The areas where it had an advantage last year have gone whilst rival manufacturers have increased their strengths in other areas, their holeshot devices being one. It took Suzuki a lot longer to fit such a device to their GSXR machine and in MotoGP you can’t afford to fall behind in any area or at any stage.
If you do, your results will suffer and it’s only Mir’s skills and talent that have put him in third overall. He’s had to over-ride the bike more often than not and riding on such a knife-edge can only be done for so long. The Hamamatsu factory have a big winter ahead of them/
Rossi’s Italian swansong
It’s fair to say 2021 hasn’t been the final year in racing that Valentino Rossi would have wanted and 21st in the title standings, at present, isn’t where he would be wanting to bow out.
However, age has finally caught up with the legendary Italian and with the pace of the current crop of young riders reaching new heights it’s taken all his might to make it into the top 15 despite setting many personal new best lap times himself.
The 42-year old had his last ever race in Italy at Misano and tenth place was just his third top ten finish of the season.
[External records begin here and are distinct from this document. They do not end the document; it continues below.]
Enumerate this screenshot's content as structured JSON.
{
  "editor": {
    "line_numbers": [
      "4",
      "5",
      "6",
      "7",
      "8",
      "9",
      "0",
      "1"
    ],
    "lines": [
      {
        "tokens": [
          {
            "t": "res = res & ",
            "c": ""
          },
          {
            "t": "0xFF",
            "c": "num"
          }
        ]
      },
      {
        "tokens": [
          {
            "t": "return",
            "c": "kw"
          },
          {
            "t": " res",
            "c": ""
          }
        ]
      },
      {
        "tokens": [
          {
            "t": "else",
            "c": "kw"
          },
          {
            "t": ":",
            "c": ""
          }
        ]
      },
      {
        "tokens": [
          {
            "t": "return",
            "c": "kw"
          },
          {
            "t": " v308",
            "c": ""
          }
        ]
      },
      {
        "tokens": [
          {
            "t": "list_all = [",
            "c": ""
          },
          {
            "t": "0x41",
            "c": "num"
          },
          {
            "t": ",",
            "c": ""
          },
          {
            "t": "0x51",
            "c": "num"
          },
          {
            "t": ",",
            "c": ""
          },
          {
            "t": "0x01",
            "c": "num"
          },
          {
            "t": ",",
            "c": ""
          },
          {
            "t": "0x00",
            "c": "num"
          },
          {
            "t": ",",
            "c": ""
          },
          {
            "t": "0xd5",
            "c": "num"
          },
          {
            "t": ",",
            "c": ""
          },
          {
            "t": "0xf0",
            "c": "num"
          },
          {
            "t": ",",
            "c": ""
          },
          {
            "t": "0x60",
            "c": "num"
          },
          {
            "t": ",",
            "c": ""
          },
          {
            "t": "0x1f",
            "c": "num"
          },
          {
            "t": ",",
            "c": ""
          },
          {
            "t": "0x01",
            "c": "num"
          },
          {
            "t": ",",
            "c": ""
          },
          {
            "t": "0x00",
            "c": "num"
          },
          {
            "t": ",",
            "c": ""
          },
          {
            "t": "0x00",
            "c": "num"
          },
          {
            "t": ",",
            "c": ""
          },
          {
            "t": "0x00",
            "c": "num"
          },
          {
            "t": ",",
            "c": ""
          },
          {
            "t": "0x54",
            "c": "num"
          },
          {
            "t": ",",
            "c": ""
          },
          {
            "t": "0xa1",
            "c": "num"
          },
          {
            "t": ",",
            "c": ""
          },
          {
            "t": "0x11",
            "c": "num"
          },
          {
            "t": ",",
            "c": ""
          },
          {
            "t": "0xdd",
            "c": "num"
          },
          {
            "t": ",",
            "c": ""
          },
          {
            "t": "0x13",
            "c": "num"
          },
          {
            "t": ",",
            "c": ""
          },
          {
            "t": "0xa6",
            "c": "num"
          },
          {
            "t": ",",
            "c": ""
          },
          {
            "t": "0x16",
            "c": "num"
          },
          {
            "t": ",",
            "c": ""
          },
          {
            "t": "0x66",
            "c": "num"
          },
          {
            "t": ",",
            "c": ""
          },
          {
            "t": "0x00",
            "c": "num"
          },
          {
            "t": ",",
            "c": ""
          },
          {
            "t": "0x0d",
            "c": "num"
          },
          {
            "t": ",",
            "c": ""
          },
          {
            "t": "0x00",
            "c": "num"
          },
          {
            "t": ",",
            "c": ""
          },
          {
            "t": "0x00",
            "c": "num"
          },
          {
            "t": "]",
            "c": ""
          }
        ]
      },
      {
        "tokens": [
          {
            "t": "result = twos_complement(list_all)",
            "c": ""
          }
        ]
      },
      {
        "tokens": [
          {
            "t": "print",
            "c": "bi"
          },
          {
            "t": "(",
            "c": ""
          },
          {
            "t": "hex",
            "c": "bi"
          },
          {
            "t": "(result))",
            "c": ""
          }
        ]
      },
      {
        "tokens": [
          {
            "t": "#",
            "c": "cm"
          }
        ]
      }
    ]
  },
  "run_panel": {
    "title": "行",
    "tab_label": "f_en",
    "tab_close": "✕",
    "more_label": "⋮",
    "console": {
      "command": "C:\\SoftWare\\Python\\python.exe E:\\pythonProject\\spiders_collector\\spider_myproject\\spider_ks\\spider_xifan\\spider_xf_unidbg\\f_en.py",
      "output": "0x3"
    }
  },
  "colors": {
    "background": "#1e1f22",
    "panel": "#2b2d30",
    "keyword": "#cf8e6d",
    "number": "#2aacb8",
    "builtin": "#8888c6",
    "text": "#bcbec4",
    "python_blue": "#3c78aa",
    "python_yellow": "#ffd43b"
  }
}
But irrespective of where he finished, the adulation he received was still, understandably, the same.
Such was his appreciation he even threw his helmet into the stands at the end of the race, something he’s never done before in his entire 26 years of Grand Prix racing. One race fan went home extremely happy.
Back to winning ways
Whilst Rossi has just two races left in his Grand Prix career, Sam Lowes still has a few more years left in the tank and whilst crashes have wrecked his 2021 Moto 2 Championship challenge, he took a welcome victory at Misano.
It was his first time on the top step since round two at Qatar and although he’s currently sitting in fourth overall he knows it should be a lot better and 115 points adrift of current leader Remy Garner – son of 1987 500cc World Champion Wayne Gardner – tells its own story.
He should be a lot closer than that as he has everything at his disposal to win the title whether it’s his own talent or the team he’s riding for. For various reasons, it hasn’t happened this time around.
But at Misano, he put together a fine race and seeing the Union Jack flying high on the podium and hearing the national anthem playing was what all UK fans wanted.
Having started watching motorcycle races all over the world form childhood, Phil Wain has been a freelance motorcycle journalist for 15 years and is features writer for a number of publications including BikeSport News, Classic Racer and Road Racing Ireland, as well as being a regular contributor to MCN and MCN Sport. He is PR officer for a number of teams and riders at both the British Superbike Championship and International road races, including PBM Ducati, RAF Regular & Reserve Kawasaki, Dafabet Devitt Racing, John McGuinness, Lee Johnston and KMR Kawasaki. He is also heavily involved with the Isle of Man TT Races, writing official press releases and race reports as well as providing ITV4 with statistical information